### Information

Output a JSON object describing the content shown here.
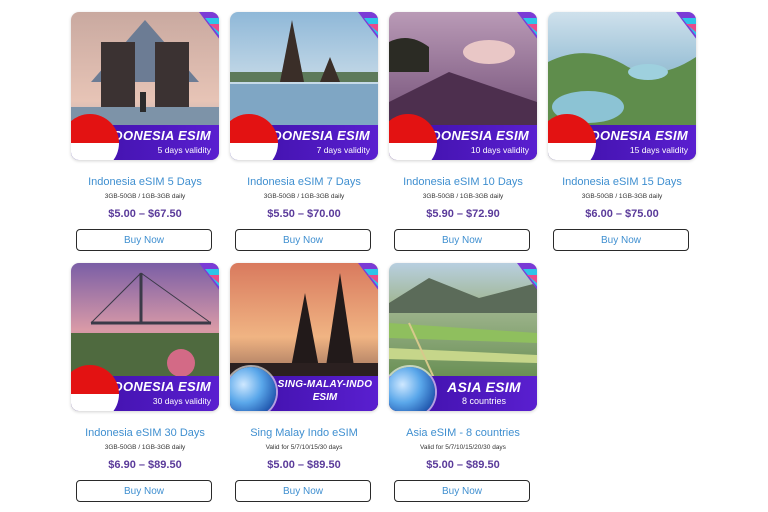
{
  "products": [
    {
      "name": "Indonesia eSIM 5 Days",
      "detail": "3GB-50GB / 1GB-3GB daily",
      "price": "$5.00 – $67.50",
      "banner_title": "INDONESIA ESIM",
      "banner_sub": "5 days validity",
      "button": "Buy Now"
    },
    {
      "name": "Indonesia eSIM 7 Days",
      "detail": "3GB-50GB / 1GB-3GB daily",
      "price": "$5.50 – $70.00",
      "banner_title": "INDONESIA ESIM",
      "banner_sub": "7 days validity",
      "button": "Buy Now"
    },
    {
      "name": "Indonesia eSIM 10 Days",
      "detail": "3GB-50GB / 1GB-3GB daily",
      "price": "$5.90 – $72.90",
      "banner_title": "INDONESIA ESIM",
      "banner_sub": "10 days validity",
      "button": "Buy Now"
    },
    {
      "name": "Indonesia eSIM 15 Days",
      "detail": "3GB-50GB / 1GB-3GB daily",
      "price": "$6.00 – $75.00",
      "banner_title": "INDONESIA ESIM",
      "banner_sub": "15 days validity",
      "button": "Buy Now"
    },
    {
      "name": "Indonesia eSIM 30 Days",
      "detail": "3GB-50GB / 1GB-3GB daily",
      "price": "$6.90 – $89.50",
      "banner_title": "INDONESIA ESIM",
      "banner_sub": "30 days validity",
      "button": "Buy Now"
    },
    {
      "name": "Sing Malay Indo eSIM",
      "detail": "Valid for 5/7/10/15/30 days",
      "price": "$5.00 – $89.50",
      "banner_title": "SING-MALAY-INDO",
      "banner_sub": "ESIM",
      "button": "Buy Now"
    },
    {
      "name": "Asia eSIM - 8 countries",
      "detail": "Valid for 5/7/10/15/20/30 days",
      "price": "$5.00 – $89.50",
      "banner_title": "ASIA ESIM",
      "banner_sub": "8 countries",
      "button": "Buy Now"
    }
  ],
  "colors": {
    "banner": "#4a17bd",
    "link": "#3f8fd0",
    "price": "#5a3a9a",
    "flag_red": "#e31212"
  }
}
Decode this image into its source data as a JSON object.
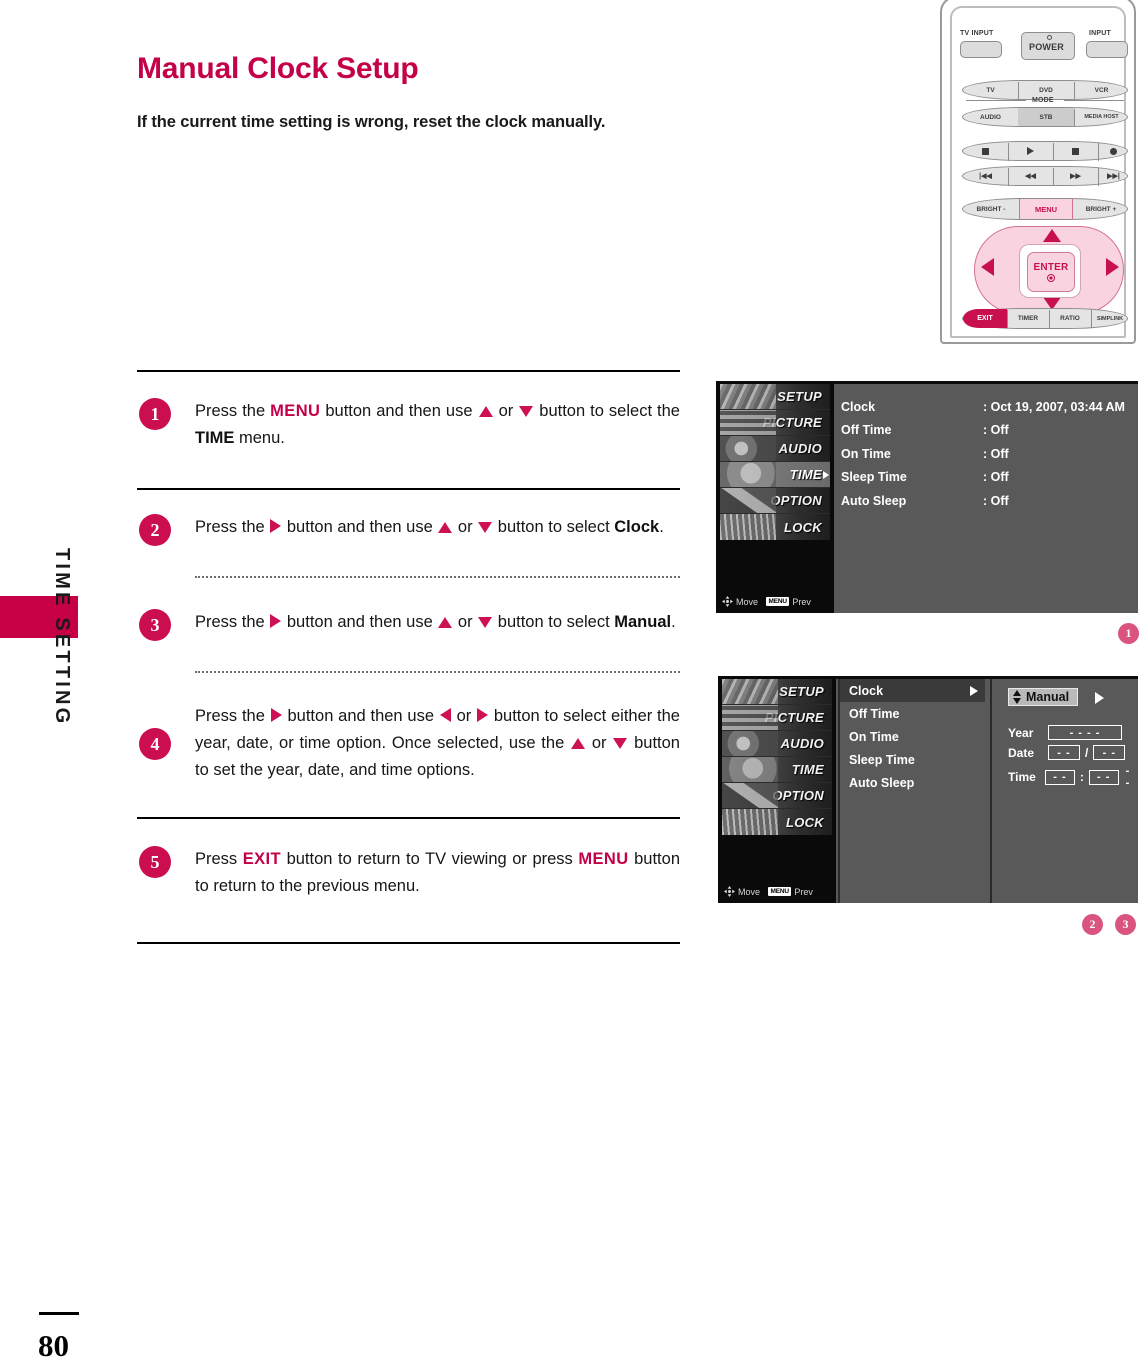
{
  "document": {
    "side_tab_label": "TIME SETTING",
    "page_number": "80",
    "title": "Manual Clock Setup",
    "subtitle": "If the current time setting is wrong, reset the clock manually."
  },
  "steps": [
    {
      "number": "1",
      "seg1": "Press the ",
      "kw1": "MENU",
      "seg2": " button and then use ",
      "seg3": " or ",
      "seg4": " button to select the ",
      "kw2": "TIME",
      "seg5": " menu."
    },
    {
      "number": "2",
      "seg1": "Press the ",
      "seg2": " button and then use ",
      "seg3": " or ",
      "seg4": " button to select ",
      "kw2": "Clock",
      "seg5": "."
    },
    {
      "number": "3",
      "seg1": "Press the ",
      "seg2": " button and then use ",
      "seg3": " or ",
      "seg4": " button to select ",
      "kw2": "Manual",
      "seg5": "."
    },
    {
      "number": "4",
      "seg1": "Press the ",
      "seg2": " button and then use ",
      "seg3": " or ",
      "seg4": " button to select either the year, date, or time option. Once selected, use the ",
      "seg5": " or ",
      "seg6": " button to set the year, date, and time options."
    },
    {
      "number": "5",
      "seg1": "Press ",
      "kw1": "EXIT",
      "seg2": " button to return to TV viewing or press ",
      "kw2": "MENU",
      "seg3": " button to return to the previous menu."
    }
  ],
  "remote": {
    "tv_input_label": "TV INPUT",
    "power_label": "POWER",
    "input_label": "INPUT",
    "mode_label": "MODE",
    "mode_row1": [
      "TV",
      "DVD",
      "VCR"
    ],
    "mode_row2": [
      "AUDIO",
      "STB",
      "MEDIA HOST"
    ],
    "bright_minus": "BRIGHT -",
    "menu": "MENU",
    "bright_plus": "BRIGHT +",
    "enter": "ENTER",
    "bottom_row": [
      "EXIT",
      "TIMER",
      "RATIO",
      "SIMPLINK"
    ]
  },
  "osd1": {
    "sidebar": [
      "SETUP",
      "PICTURE",
      "AUDIO",
      "TIME",
      "OPTION",
      "LOCK"
    ],
    "selected_sidebar": "TIME",
    "rows": [
      {
        "name": "Clock",
        "value": ": Oct 19, 2007, 03:44 AM"
      },
      {
        "name": "Off Time",
        "value": ": Off"
      },
      {
        "name": "On Time",
        "value": ": Off"
      },
      {
        "name": "Sleep Time",
        "value": ": Off"
      },
      {
        "name": "Auto Sleep",
        "value": ": Off"
      }
    ],
    "footer_move": "Move",
    "footer_menu_badge": "MENU",
    "footer_prev": "Prev"
  },
  "osd2": {
    "sidebar": [
      "SETUP",
      "PICTURE",
      "AUDIO",
      "TIME",
      "OPTION",
      "LOCK"
    ],
    "menu_items": [
      "Clock",
      "Off Time",
      "On Time",
      "Sleep Time",
      "Auto Sleep"
    ],
    "selected_menu_item": "Clock",
    "mode_value": "Manual",
    "fields": [
      {
        "label": "Year",
        "v1": "- - - -"
      },
      {
        "label": "Date",
        "v1": "- -",
        "sep": "/",
        "v2": "- -"
      },
      {
        "label": "Time",
        "v1": "- -",
        "sep": ":",
        "v2": "- -",
        "tail": "- -"
      }
    ],
    "footer_move": "Move",
    "footer_menu_badge": "MENU",
    "footer_prev": "Prev"
  },
  "markers": {
    "m1": "1",
    "m2": "2",
    "m3": "3"
  },
  "colors": {
    "brand_magenta": "#c4004a",
    "step_badge": "#ca0e50",
    "marker_pink": "#d9547e",
    "osd_bg": "#595959"
  }
}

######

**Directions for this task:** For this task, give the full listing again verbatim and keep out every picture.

**Written solution:**
Output a JSON object describing the content shown here.
{
  "products": [
    {
      "name": "Indonesia eSIM 5 Days",
      "detail": "3GB-50GB / 1GB-3GB daily",
      "price": "$5.00 – $67.50",
      "banner_title": "INDONESIA ESIM",
      "banner_sub": "5 days validity",
      "button": "Buy Now"
    },
    {
      "name": "Indonesia eSIM 7 Days",
      "detail": "3GB-50GB / 1GB-3GB daily",
      "price": "$5.50 – $70.00",
      "banner_title": "INDONESIA ESIM",
      "banner_sub": "7 days validity",
      "button": "Buy Now"
    },
    {
      "name": "Indonesia eSIM 10 Days",
      "detail": "3GB-50GB / 1GB-3GB daily",
      "price": "$5.90 – $72.90",
      "banner_title": "INDONESIA ESIM",
      "banner_sub": "10 days validity",
      "button": "Buy Now"
    },
    {
      "name": "Indonesia eSIM 15 Days",
      "detail": "3GB-50GB / 1GB-3GB daily",
      "price": "$6.00 – $75.00",
      "banner_title": "INDONESIA ESIM",
      "banner_sub": "15 days validity",
      "button": "Buy Now"
    },
    {
      "name": "Indonesia eSIM 30 Days",
      "detail": "3GB-50GB / 1GB-3GB daily",
      "price": "$6.90 – $89.50",
      "banner_title": "INDONESIA ESIM",
      "banner_sub": "30 days validity",
      "button": "Buy Now"
    },
    {
      "name": "Sing Malay Indo eSIM",
      "detail": "Valid for 5/7/10/15/30 days",
      "price": "$5.00 – $89.50",
      "banner_title": "SING-MALAY-INDO",
      "banner_sub": "ESIM",
      "button": "Buy Now"
    },
    {
      "name": "Asia eSIM - 8 countries",
      "detail": "Valid for 5/7/10/15/20/30 days",
      "price": "$5.00 – $89.50",
      "banner_title": "ASIA ESIM",
      "banner_sub": "8 countries",
      "button": "Buy Now"
    }
  ],
  "colors": {
    "banner": "#4a17bd",
    "link": "#3f8fd0",
    "price": "#5a3a9a",
    "flag_red": "#e31212"
  }
}
Decode this image into its source data as a JSON object.
{
  "document": {
    "side_tab_label": "TIME SETTING",
    "page_number": "80",
    "title": "Manual Clock Setup",
    "subtitle": "If the current time setting is wrong, reset the clock manually."
  },
  "steps": [
    {
      "number": "1",
      "seg1": "Press the ",
      "kw1": "MENU",
      "seg2": " button and then use ",
      "seg3": " or ",
      "seg4": " button to select the ",
      "kw2": "TIME",
      "seg5": " menu."
    },
    {
      "number": "2",
      "seg1": "Press the ",
      "seg2": " button and then use ",
      "seg3": " or ",
      "seg4": " button to select ",
      "kw2": "Clock",
      "seg5": "."
    },
    {
      "number": "3",
      "seg1": "Press the ",
      "seg2": " button and then use ",
      "seg3": " or ",
      "seg4": " button to select ",
      "kw2": "Manual",
      "seg5": "."
    },
    {
      "number": "4",
      "seg1": "Press the ",
      "seg2": " button and then use ",
      "seg3": " or ",
      "seg4": " button to select either the year, date, or time option. Once selected, use the ",
      "seg5": " or ",
      "seg6": " button to set the year, date, and time options."
    },
    {
      "number": "5",
      "seg1": "Press ",
      "kw1": "EXIT",
      "seg2": " button to return to TV viewing or press ",
      "kw2": "MENU",
      "seg3": " button to return to the previous menu."
    }
  ],
  "remote": {
    "tv_input_label": "TV INPUT",
    "power_label": "POWER",
    "input_label": "INPUT",
    "mode_label": "MODE",
    "mode_row1": [
      "TV",
      "DVD",
      "VCR"
    ],
    "mode_row2": [
      "AUDIO",
      "STB",
      "MEDIA HOST"
    ],
    "bright_minus": "BRIGHT -",
    "menu": "MENU",
    "bright_plus": "BRIGHT +",
    "enter": "ENTER",
    "bottom_row": [
      "EXIT",
      "TIMER",
      "RATIO",
      "SIMPLINK"
    ]
  },
  "osd1": {
    "sidebar": [
      "SETUP",
      "PICTURE",
      "AUDIO",
      "TIME",
      "OPTION",
      "LOCK"
    ],
    "selected_sidebar": "TIME",
    "rows": [
      {
        "name": "Clock",
        "value": ": Oct 19, 2007, 03:44 AM"
      },
      {
        "name": "Off Time",
        "value": ": Off"
      },
      {
        "name": "On Time",
        "value": ": Off"
      },
      {
        "name": "Sleep Time",
        "value": ": Off"
      },
      {
        "name": "Auto Sleep",
        "value": ": Off"
      }
    ],
    "footer_move": "Move",
    "footer_menu_badge": "MENU",
    "footer_prev": "Prev"
  },
  "osd2": {
    "sidebar": [
      "SETUP",
      "PICTURE",
      "AUDIO",
      "TIME",
      "OPTION",
      "LOCK"
    ],
    "menu_items": [
      "Clock",
      "Off Time",
      "On Time",
      "Sleep Time",
      "Auto Sleep"
    ],
    "selected_menu_item": "Clock",
    "mode_value": "Manual",
    "fields": [
      {
        "label": "Year",
        "v1": "- - - -"
      },
      {
        "label": "Date",
        "v1": "- -",
        "sep": "/",
        "v2": "- -"
      },
      {
        "label": "Time",
        "v1": "- -",
        "sep": ":",
        "v2": "- -",
        "tail": "- -"
      }
    ],
    "footer_move": "Move",
    "footer_menu_badge": "MENU",
    "footer_prev": "Prev"
  },
  "markers": {
    "m1": "1",
    "m2": "2",
    "m3": "3"
  },
  "colors": {
    "brand_magenta": "#c4004a",
    "step_badge": "#ca0e50",
    "marker_pink": "#d9547e",
    "osd_bg": "#595959"
  }
}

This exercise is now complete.